Once I could see some colour of the fish we were both so excited knowing it was certainly his new personal best.
Moments like these are memories forever. Get out there fishing with your kids at an age they start showing interest.
Our ski has proven to be a great fishing platform for our adventures, now having all three members of the house with personal bests within the last six months. If you to want to be setup to the next level in Jetskifishing with whatever brand is your preference, come see me at the Jetskifishing Store for proven and experienced advice.
With the winter weather here, it pays to be prepared for the cold temperatures so you are able to enjoy some rewarding shallow water Jetskifishing. Fortunately with all of our seasoned Jetskifisho’s research and development towards suitable winter apparel, you no longer need to be wet and cold as we have all the apparel you need in-store. At the Jetskifishing Store we stock the fully proven Sharkskin thermal range and also new on our shelves, are our newest range of additional wet weather layers. Our packages, start from an affordable $260 for a set, including separate top and coastal trousers. Give me a call so I can discuss what is best available to suit your needs.
Something you soon experience once Jetskifishing, is that every trip can easily be turned into a different adventure. Of late, I have enjoyed exploring some different areas amongst my local fishing grounds. My last two local sessions have seen me heading down the inside of Waiheke Island, to fish what is known as the bottom end.
This particular day had me leaving the less than pleasant central Auckland weather, to these magic conditions only fifteen minutes ride away.
If you haven’t fished this area before, I recommend you go exploring, as there are great fish holding there over the next month. Be sure to study your marine charts so you are familiar with the no fishing zone of the local marine reserve and any submerged rocks. You know you are in the right area for the Snapper when you are being accompanied by the local commercial boats working a 3km zone.

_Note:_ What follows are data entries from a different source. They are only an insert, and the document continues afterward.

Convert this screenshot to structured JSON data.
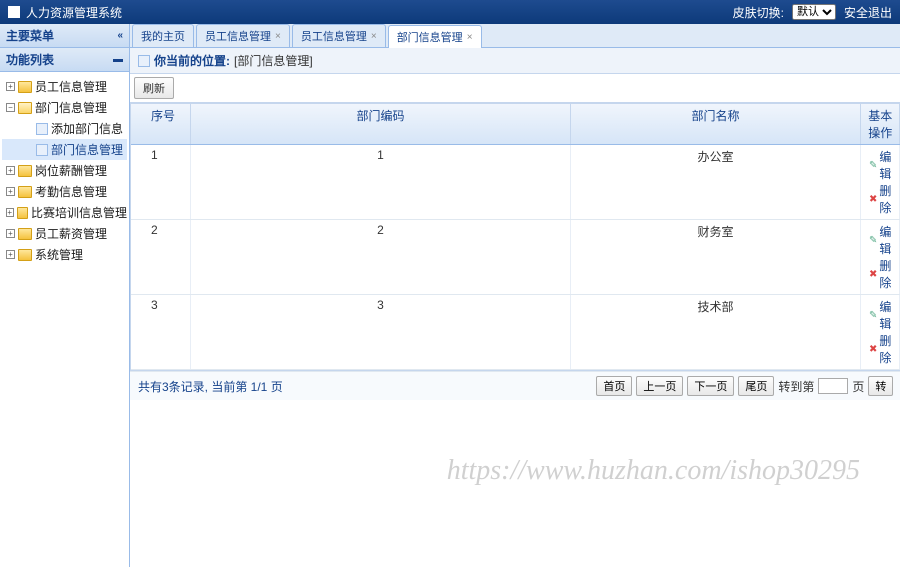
{
  "header": {
    "title": "人力资源管理系统",
    "skin_label": "皮肤切换:",
    "skin_options": [
      "默认"
    ],
    "skin_selected": "默认",
    "logout": "安全退出"
  },
  "sidebar": {
    "main_menu_title": "主要菜单",
    "panel_title": "功能列表",
    "nodes": [
      {
        "label": "员工信息管理",
        "expanded": false,
        "children": []
      },
      {
        "label": "部门信息管理",
        "expanded": true,
        "children": [
          {
            "label": "添加部门信息",
            "selected": false
          },
          {
            "label": "部门信息管理",
            "selected": true
          }
        ]
      },
      {
        "label": "岗位薪酬管理",
        "expanded": false,
        "children": []
      },
      {
        "label": "考勤信息管理",
        "expanded": false,
        "children": []
      },
      {
        "label": "比赛培训信息管理",
        "expanded": false,
        "children": []
      },
      {
        "label": "员工薪资管理",
        "expanded": false,
        "children": []
      },
      {
        "label": "系统管理",
        "expanded": false,
        "children": []
      }
    ]
  },
  "tabs": [
    {
      "label": "我的主页",
      "closable": false,
      "active": false
    },
    {
      "label": "员工信息管理",
      "closable": true,
      "active": false
    },
    {
      "label": "员工信息管理",
      "closable": true,
      "active": false
    },
    {
      "label": "部门信息管理",
      "closable": true,
      "active": true
    }
  ],
  "breadcrumb": {
    "label": "你当前的位置:",
    "path": "[部门信息管理]"
  },
  "toolbar": {
    "refresh": "刷新"
  },
  "grid": {
    "columns": {
      "seq": "序号",
      "code": "部门编码",
      "name": "部门名称",
      "ops": "基本操作"
    },
    "ops_labels": {
      "edit": "编辑",
      "delete": "删除"
    },
    "rows": [
      {
        "seq": "1",
        "code": "1",
        "name": "办公室"
      },
      {
        "seq": "2",
        "code": "2",
        "name": "财务室"
      },
      {
        "seq": "3",
        "code": "3",
        "name": "技术部"
      }
    ]
  },
  "pager": {
    "info": "共有3条记录, 当前第 1/1 页",
    "first": "首页",
    "prev": "上一页",
    "next": "下一页",
    "last": "尾页",
    "goto_label": "转到第",
    "page_unit": "页",
    "go": "转",
    "goto_value": ""
  },
  "watermark": "https://www.huzhan.com/ishop30295"
}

As with the majority of my Snapper fishing, it was once again successful with the Gulp soft baits for the shallow waters of 15 metres.
Just like my previous session, the fish were aggressive and hitting any of the coloured baits I threw at them. Curiosity soon got the better of me and I headed over to Gannet Rock where I had released my best Snapper of last week. I’m always eager to have the battles with the big moochas, can’t get enough of that lighter gear action.

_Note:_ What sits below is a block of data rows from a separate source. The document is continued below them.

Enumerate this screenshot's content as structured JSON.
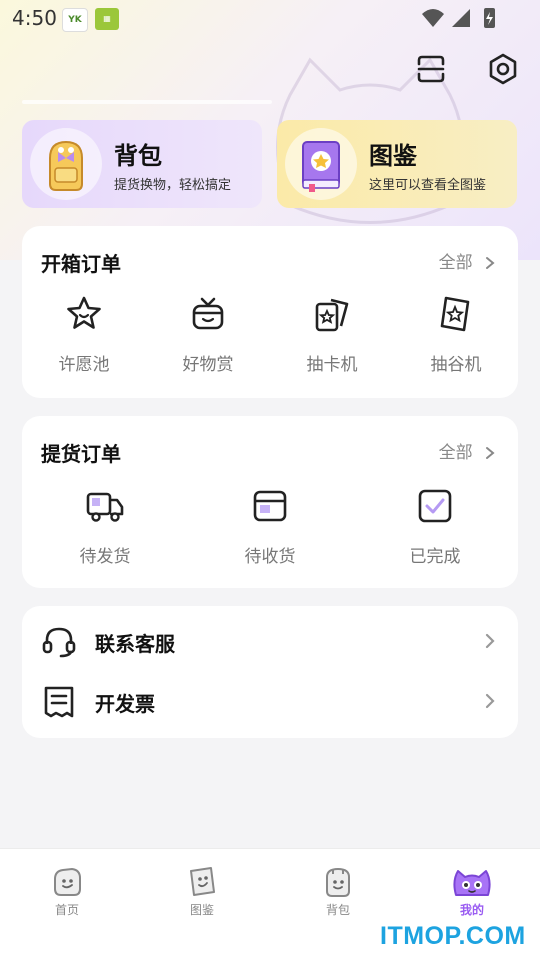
{
  "status_bar": {
    "time": "4:50",
    "app_badge_1": "YK",
    "app_badge_2": "gift"
  },
  "header_icons": {
    "scan": "scan-icon",
    "settings": "settings-icon"
  },
  "top_cards": [
    {
      "title": "背包",
      "subtitle": "提货换物，轻松搞定",
      "icon": "backpack-icon"
    },
    {
      "title": "图鉴",
      "subtitle": "这里可以查看全图鉴",
      "icon": "book-icon"
    }
  ],
  "box_orders": {
    "title": "开箱订单",
    "all_label": "全部",
    "items": [
      {
        "label": "许愿池",
        "icon": "star-icon"
      },
      {
        "label": "好物赏",
        "icon": "gift-icon"
      },
      {
        "label": "抽卡机",
        "icon": "cards-icon"
      },
      {
        "label": "抽谷机",
        "icon": "ticket-icon"
      }
    ]
  },
  "pickup_orders": {
    "title": "提货订单",
    "all_label": "全部",
    "items": [
      {
        "label": "待发货",
        "icon": "truck-icon"
      },
      {
        "label": "待收货",
        "icon": "package-icon"
      },
      {
        "label": "已完成",
        "icon": "check-icon"
      }
    ]
  },
  "service_list": [
    {
      "label": "联系客服",
      "icon": "headset-icon"
    },
    {
      "label": "开发票",
      "icon": "invoice-icon"
    }
  ],
  "tabs": [
    {
      "label": "首页",
      "icon": "home-tab-icon",
      "active": false
    },
    {
      "label": "图鉴",
      "icon": "book-tab-icon",
      "active": false
    },
    {
      "label": "背包",
      "icon": "bag-tab-icon",
      "active": false
    },
    {
      "label": "我的",
      "icon": "profile-tab-icon",
      "active": true
    }
  ],
  "colors": {
    "accent": "#9a5cf2",
    "bag_card": "#e6d8fb",
    "book_card": "#fbeaa8",
    "background": "#f4f4f6"
  },
  "watermark": "ITMOP.COM"
}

I am very selective with what fish I take home for dinner, so many get released, as the biggest attraction for me is the sporting side of Jetskifishing.
When you have your ski setup with the electronics and gadgets such as the systems I have supplied and fitted for my clients, it’s rewarding being able to hunt the fish in the areas you know they are holding. Heading to my GPS spot I had marked on my Raymarine E7 sounder from the previous week, I was able to locate the fish sign. For those unfamiliar with setting for a drift, I then rode about 50 metres past the sign, so I had time to prepare the bait for casting so the bait would float down in to the fish zone.

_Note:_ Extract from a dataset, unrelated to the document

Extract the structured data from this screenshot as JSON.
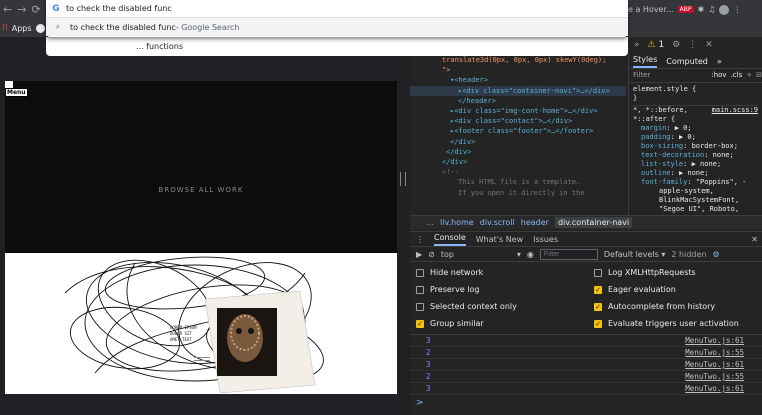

Great when it works to plan, more fish with the desired eating size getting better.
More fishing and more catching, always exciting when the fish are on the bite. The next fish had some real ‘get up and go’, plenty of string being pulled and I had my hopes set for a solid fish. It was a different species to my all familiar Snapper, this being a nice Trevally, which put up a superior fight.
Eventually the wind started to increase, so I headed back around to Kauri Point to find some shelter.
This is where my better fish of the day came from, just fishing the drop off.
I soon had enough fish to feed our family for a couple of nights meals. So I packed up the gear for a fast ride back to Bucklands Beach beating the approaching bad weather.
Thanks again for all the friends making donations to help make a difference for the Heart Foundation.
We now have fifteen riders stepping up to the challenge, and have already raised over five thousand dollars!
This is the time of year where we see less boaties on the water and if you strike the bonus of variable winds, you are in for a high speed treat. This spontaneous session had Brent and I on a full throttle, 65 miles per hour ride to our first fishing area of the day, the Noise’s. Within two minutes of cutting our engines we were enjoying the practicality of no smelly baits and deploying our lures to the depths. Brent was on his game, soon hooking a Snapper with the Jitterbug lure.
Not long and a nice sized Snapper was being added to his Igloo chilly bin.
After each of us binning a few Snapper we took advantage of the flat conditions with an impulsive twenty mile ride out to Anchorite Rock. Along the way we spotted the thousands of birds working the bait fish a few mile before Anchorite in the middle ground. I’ve fished the area lately and being plagued by Kahawai, it didn’t tempt us to stop there on this occasion. We arrived at Anchorite to be greeted with a few Dolphins and Gannets, the area always has such a fishy feeling about it! Brent had his mojo going, with more hook ups, this time a smaller Kingfish giving him some entertainment on the light gear.
Out at this area is typically a popular area to find the work-up activity, I’m always conscious of the opportunity and scanning the horizon. We spotted the odd Gannet flying through from the direction of Great Barrier Island towards Tiri… The activity became more frequent, admiring them flying through in what could be described as regular bomber squadrons. Temptation got too much and I soon encouraged Brent it was time to follow! The birds were travelling quickly, around 35 mile an hour, so any delay could risk us losing them. One of the big attractions with Jetskifishing, is how quick we can prepare to move spots with a ski rigged correctly to attach your gear for high speed missions. Once all the gear was clipped down, the ski was fired in to life and in search of Gannets we were!
With a slight head start on us, we could no longer see the Gannets, so we had no choice but to go with our instincts. We scanned their last general direction and rode a further fifteen odd miles before coming into some low rain clouds. When chasing Gannets on blue sky days it is far easier than the visibility we experienced on this overcast day. As we passed the area of Flat Rock I spotted a single boat in the distance, normally when in the middle of nowhere it can mean work-ups!
This was the case, once arriving within five hundred metres of the boat, the adrenalin kicks in once spotting hundreds of dive bombing Gannets.
Excitement was on, lures dropped and string pulling action! There was acres of larger Kahawai, a good opportunity to measure up a few for the New Zealand Jetskifishing Club leaderboard.
We tried various lures and all lures were being hit, with the fish on a feeding frenzy. If we managed to get to the bottom, there was the opportunity of some nice sized Snapper.
Another big bonus with Jetskifishing is you have freedom on and off the water and on this occasion with commitments back at work, I could conveniently head home without shortening Brent’s day on the water. I headed back on a solo ride at 65 miles per hour enjoying the horsepower fix we experience with our sport. The ride back to the ramp was twenty five minutes, about the same length of time (weather permitting) of our next charity ride, the Jetskifishing CannonBall Run, which all experienced riders can participate in. After recovering from my recent heart attack, we are proud to be raising all proceeds from the July 28th ride to my charity of choice. I personally and our committed Jetskifisho’s would really appreciate your support, firstly with sharing our cause to increase heart disease awareness with people you care about. Secondly, please post a message on my link, with a donation to help make a difference for the Heart Foundation. http://www.heartfoundation.org.nz/fundraise/page/the-jetskifishing-guy If you have your own ski set up for fishing, you too could be one of the 35 who step up to the challenge, we have already raised two thousand dollars!